Do you own any individual stocks? If so, it would be beneficial to keep reading. JP Morgan is out with a very interesting piece about the difficulty of investing in individual stocks. The results are pretty astonishing and should make you think twice about committing any serious capital to this endeavor. Here are some of the results from their recent report spanning from 1980 until 2014:
Using a universe of Russell 3000 companies since 1980, roughly 40% of all stocks have suffered a permanent 70%+ decline from their peak value
The return on the median stock since its inception vs. an investment in the Russell 3000 Index was -54%.
Two-thirds of all stocks underperformed vs. the Russell 3000 Index
What does this tell us? It is really hard to pick stocks. These results show that even just picking a stock that is in the middle of the pack will most likely not get you the average returns you would experience by owning the who market. This is because a small group of stocks seem to drive the bulk of the returns of the market and a greater percentage (roughly 40%) have suffered permanent capital loss. Yes, you may get lucky and pick one of those winners, but the odds are definitely against you. It is a much better odds to diversify and own the entire market, while focusing on things that actually will generate positive results (minimizing costs, optimizing your allocation, reducing taxes, staying disciplined,etc.). It may not be as fun (or as wild of a ride) but the results will speak for themselves.
The largest public retirement fund (California State Public Pension) also known as CALPERS, is going to completely remove hedge funds in their portfolio over the coming year. While this was telegraphed over the past several months, most people thought that the reduction was going to be less than 40% of the total invested, not a complete exit from the space. We have continued to rail against hedge funds and other high fee, complex products over the years, so we think the change is great news for public employees in California. Here is an excerpt from their press release:
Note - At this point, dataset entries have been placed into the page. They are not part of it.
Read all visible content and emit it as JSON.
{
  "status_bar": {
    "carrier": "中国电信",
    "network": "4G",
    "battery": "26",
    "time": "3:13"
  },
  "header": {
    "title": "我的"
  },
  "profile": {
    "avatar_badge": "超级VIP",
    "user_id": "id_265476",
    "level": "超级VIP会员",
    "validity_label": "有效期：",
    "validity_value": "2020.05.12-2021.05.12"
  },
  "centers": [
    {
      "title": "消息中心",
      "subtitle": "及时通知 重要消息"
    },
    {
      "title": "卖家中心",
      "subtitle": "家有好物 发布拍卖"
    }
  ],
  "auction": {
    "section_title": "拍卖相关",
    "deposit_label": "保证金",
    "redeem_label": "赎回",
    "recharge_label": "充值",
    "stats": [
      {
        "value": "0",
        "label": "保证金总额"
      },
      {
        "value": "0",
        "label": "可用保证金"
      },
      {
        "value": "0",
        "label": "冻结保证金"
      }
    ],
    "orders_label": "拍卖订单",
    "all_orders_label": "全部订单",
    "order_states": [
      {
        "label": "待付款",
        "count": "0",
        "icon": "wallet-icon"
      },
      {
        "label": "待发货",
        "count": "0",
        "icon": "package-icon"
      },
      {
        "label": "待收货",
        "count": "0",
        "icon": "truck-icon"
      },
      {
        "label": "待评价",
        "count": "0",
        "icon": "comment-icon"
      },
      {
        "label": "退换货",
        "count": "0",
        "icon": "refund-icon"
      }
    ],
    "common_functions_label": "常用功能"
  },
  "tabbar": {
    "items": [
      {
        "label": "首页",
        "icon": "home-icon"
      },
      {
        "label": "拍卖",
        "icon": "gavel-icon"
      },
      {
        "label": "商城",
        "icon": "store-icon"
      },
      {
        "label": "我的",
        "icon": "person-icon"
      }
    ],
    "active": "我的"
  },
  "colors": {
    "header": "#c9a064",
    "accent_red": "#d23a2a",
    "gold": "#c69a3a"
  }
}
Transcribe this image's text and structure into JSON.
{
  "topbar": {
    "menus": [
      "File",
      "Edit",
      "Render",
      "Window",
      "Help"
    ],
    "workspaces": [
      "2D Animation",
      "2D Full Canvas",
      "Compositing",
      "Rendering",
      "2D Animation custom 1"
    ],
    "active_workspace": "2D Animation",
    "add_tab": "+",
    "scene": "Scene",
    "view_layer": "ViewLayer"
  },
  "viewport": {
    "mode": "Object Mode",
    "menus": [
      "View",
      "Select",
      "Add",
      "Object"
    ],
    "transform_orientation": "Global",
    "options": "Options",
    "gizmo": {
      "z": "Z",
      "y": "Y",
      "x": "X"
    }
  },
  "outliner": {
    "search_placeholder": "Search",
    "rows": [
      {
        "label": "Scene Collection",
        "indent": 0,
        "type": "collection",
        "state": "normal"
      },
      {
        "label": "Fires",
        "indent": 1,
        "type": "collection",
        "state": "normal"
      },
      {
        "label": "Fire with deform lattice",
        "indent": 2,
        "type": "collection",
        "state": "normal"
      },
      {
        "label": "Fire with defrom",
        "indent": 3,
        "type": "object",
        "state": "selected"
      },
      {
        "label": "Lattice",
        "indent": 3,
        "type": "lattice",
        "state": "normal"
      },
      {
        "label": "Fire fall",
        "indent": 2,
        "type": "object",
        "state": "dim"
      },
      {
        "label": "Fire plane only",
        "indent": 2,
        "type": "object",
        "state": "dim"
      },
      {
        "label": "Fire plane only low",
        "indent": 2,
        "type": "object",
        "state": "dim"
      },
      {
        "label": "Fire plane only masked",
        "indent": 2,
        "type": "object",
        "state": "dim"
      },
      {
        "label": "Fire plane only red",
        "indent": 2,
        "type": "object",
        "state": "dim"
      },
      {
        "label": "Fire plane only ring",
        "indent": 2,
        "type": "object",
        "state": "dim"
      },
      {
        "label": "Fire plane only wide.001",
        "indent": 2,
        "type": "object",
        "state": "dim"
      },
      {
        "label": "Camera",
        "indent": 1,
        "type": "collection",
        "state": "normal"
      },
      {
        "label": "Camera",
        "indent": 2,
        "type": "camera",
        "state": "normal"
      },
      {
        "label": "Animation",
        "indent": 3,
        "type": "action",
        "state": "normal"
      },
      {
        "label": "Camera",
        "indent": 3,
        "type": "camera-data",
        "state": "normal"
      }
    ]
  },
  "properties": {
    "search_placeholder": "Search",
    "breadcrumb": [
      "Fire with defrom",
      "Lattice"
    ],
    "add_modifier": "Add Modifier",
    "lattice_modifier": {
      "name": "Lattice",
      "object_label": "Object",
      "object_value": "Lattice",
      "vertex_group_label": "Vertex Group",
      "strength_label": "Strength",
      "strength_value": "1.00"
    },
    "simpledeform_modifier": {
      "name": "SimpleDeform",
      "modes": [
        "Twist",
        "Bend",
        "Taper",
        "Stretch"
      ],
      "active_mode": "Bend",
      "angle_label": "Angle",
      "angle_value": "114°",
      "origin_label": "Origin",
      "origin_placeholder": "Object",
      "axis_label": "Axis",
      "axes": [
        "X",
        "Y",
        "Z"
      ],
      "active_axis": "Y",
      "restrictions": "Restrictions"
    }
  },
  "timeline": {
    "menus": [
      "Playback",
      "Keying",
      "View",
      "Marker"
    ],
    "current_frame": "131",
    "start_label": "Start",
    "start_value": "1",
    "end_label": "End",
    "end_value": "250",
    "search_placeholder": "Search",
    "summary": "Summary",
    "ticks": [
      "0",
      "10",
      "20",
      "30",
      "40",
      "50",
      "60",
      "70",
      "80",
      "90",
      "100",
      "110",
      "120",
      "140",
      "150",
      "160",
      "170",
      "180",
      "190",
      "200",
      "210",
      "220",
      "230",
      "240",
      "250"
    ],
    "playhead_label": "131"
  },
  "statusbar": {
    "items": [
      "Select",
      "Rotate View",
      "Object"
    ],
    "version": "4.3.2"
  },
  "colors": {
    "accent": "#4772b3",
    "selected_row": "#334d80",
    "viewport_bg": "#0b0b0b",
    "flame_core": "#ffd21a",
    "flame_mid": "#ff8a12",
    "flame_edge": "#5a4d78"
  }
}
“We are always examining the portfolio to ensure that we are efficiently and cost-effectively achieving our risk-adjusted return goals,” said Ted Eliopoulos, CalPERS Interim Chief Investment Officer. “Hedge funds are certainly a viable strategy for some, but at the end of the day, when judged against their complexity, cost, and the lack of ability to scale at CalPERS’ size, the ARS program is no longer warranted.”
Translation: we are getting out of hedge funds because the only people that seem to make money with them are the managers.
It’s funny because many wealthy investors that we come across have hedge funds because they believe that these managers somehow have the “secret sauce” for investment returns. In addition, when they see all of their wealthy friends using them, they figure it must be the right thing to do. It will be interesting to see if this move by CALPERS makes investors rethink their strategy.
If you’ve been invested in the stock market the last five years, congratulations. You’ve made the most important investment decision…how to allocate your assets (hopefully you’ve had a healthy percentage in stocks). That decision is by far the most influential decision on portfolio performance, so getting the allocation mix right is paramount. One of the next decisions you need to make is how to invest in each portfolio asset class (stocks, bonds, etc). It can be done by purchasing individual securities or through mutual funds. If you are like millions of other Americans, mutual funds tend to be the product of choice. It allows you instant diversification without much capital or labor of buying hundreds of securities.
One of the key questions for purchasing funds is whether you should buy a fund that tries to beat the market or one that matches the market. The majority of investors today are still trying to beat the market. We think this is foolish since the evidence is so overwhelming. Standard and Poors came out with their semi annual research piece on this topic. The results seemed pretty conclusive to us:
Over the last 5 years, we see that in almost every category, 80-90% of all funds fail to outperform their benchmark. The costs associated with trying to outperform an index eventually catch up with these managers, making it difficult to experience sustained outperformance. We have been beating this drum for 10 years (since the inception of our firm) and will continue to do so, as we believe it is a story investors need to hear.
Information contained herein has been obtained from sources considered reliable, but its accuracy and completeness are not guaranteed. It is not intended as the primary basis for financial planning or investment decisions and should not be construed as advice meeting the particular investment needs of any investor. This material has been prepared for information purposes only and is not a solicitation or an offer to buy any security or instrument or to participate in any trading strategy. Past performance is no guarantee of future results.